Having escaped the 2020 elections almost entirely unscathed, it is now the largest caucus and consequently the loudest voice among Democrats in Washington. Most recently under the leadership of Rep. Pramila Jayapal (D-WA), the caucus has engaged in a bit of handwringing with House Speaker Nancy Pelosi and Senate Democrats, threatening to withhold the vote of its 96 members on a major bipartisan infrastructure deal unless it includes spending for social programs and climate infrastructure.
It’s that sort of wheeling and dealing witnessed by Texas lawmakers that Reynolds said served as the inspiration for creating Texas’ own Progressive Caucus.
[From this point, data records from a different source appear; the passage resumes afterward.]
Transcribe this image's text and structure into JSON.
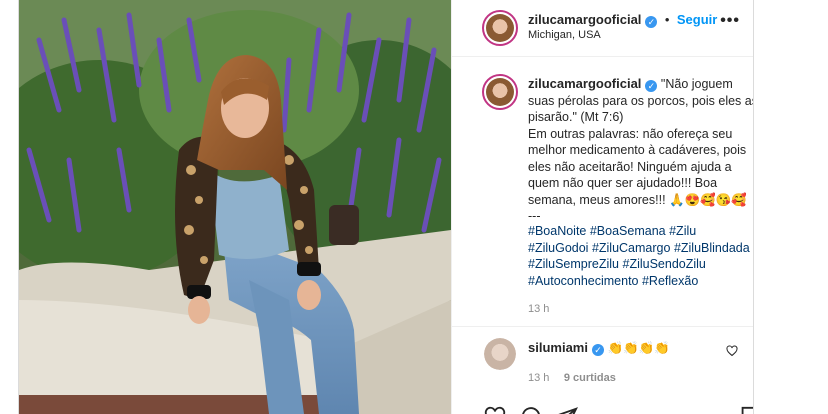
{
  "post": {
    "username": "zilucamargooficial",
    "follow_label": "Seguir",
    "location": "Michigan, USA",
    "caption": "\"Não joguem suas pérolas para os porcos, pois eles as pisarão.\" (Mt 7:6)\nEm outras palavras: não ofereça seu melhor medicamento à cadáveres, pois eles não aceitarão! Ninguém ajuda a quem não quer ser ajudado!!! Boa semana, meus amores!!! 🙏😍🥰😘🥰\n---",
    "hashtags": [
      "#BoaNoite",
      "#BoaSemana",
      "#Zilu",
      "#ZiluGodoi",
      "#ZiluCamargo",
      "#ZiluBlindada",
      "#ZiluSempreZilu",
      "#ZiluSendoZilu",
      "#Autoconhecimento",
      "#Reflexão"
    ],
    "caption_time": "13 h"
  },
  "comment": {
    "username": "silumiami",
    "text": "👏👏👏👏",
    "time": "13 h",
    "likes": "9 curtidas"
  },
  "colors": {
    "accent": "#0095f6",
    "verified": "#3897f0",
    "hashtag": "#00376b",
    "muted": "#8e8e8e"
  },
  "icons": [
    "more-options-icon",
    "verified-badge-icon",
    "heart-icon",
    "comment-icon",
    "share-icon",
    "save-icon"
  ]
}
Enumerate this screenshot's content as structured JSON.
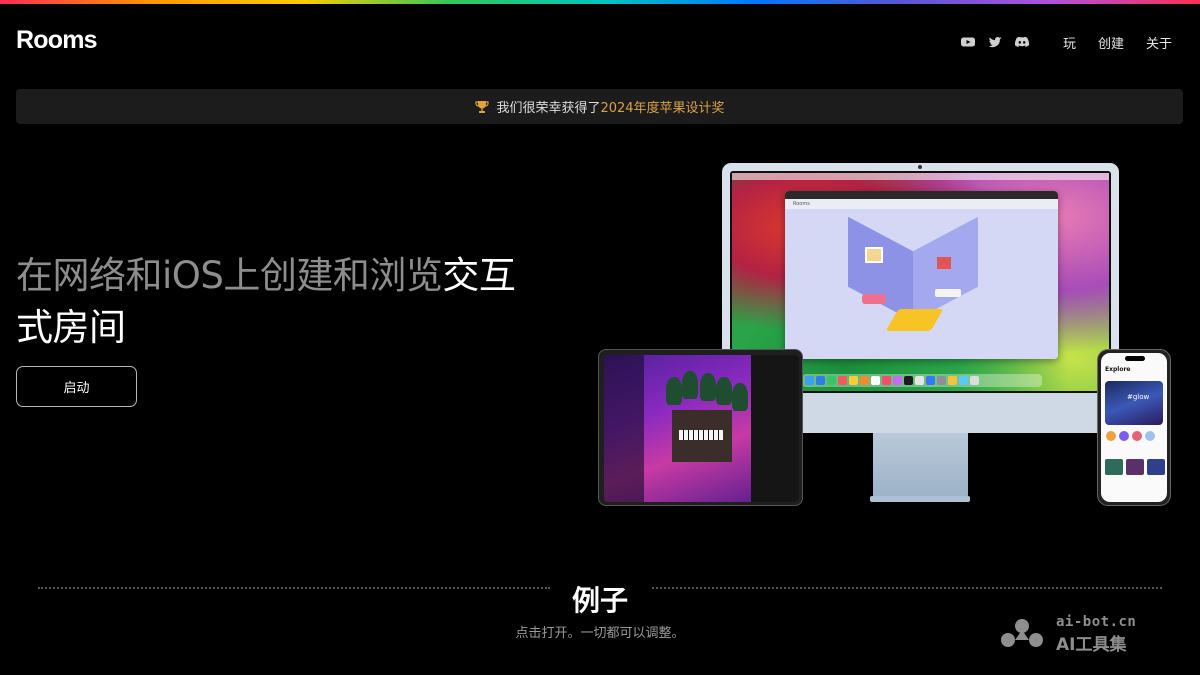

Before the start of the first special session that would see Democrats break quorum for six weeks and shortly after walking out to stop the Republican voter suppression bill during the regular session in May, Reynolds and a handful of other Texas Democrats made a short trip to Washington D.C. to push for federal voting rights legislation. The visiting Democrats met with Vice President Kamala Harris, key Senate Democrats, Speaker Nancy Pelosi, and U.S. House members, including members of the Congressional Progressive Caucus, Reps. Jayapal, Ilhan Omar, Alexandria Ocasio-Cortez and others.
Reynolds said the Progressive Caucus and its members pushed Speaker Pelosi and Majority Leader Chuck Schumer to the left on issues like criminal justice reform and climate change. He hoped to begin the same process in Texas.
“In terms of what they are able to do, in terms of holding the line, being the conscience of the House and moving the progressive agenda forward, even against the interest of Speaker Pelosi — and she’s a fierce woman, a great tremendous leader,” Reynolds said. “But their presence changed the conversation.”
Fernando covers Texas politics and government at the Texas Signal. Before joining the Signal, Fernando spent two years at the Houston Chronicle and previously interned at Houston’s NPR station News 88.7. He is a graduate of the University of Houston, Jack J. Valenti School of Communication, and enjoys reading, highlighting things, and arguing on social media. You can follow him on Twitter at @fernramirez93 or email at firstname.lastname@example.org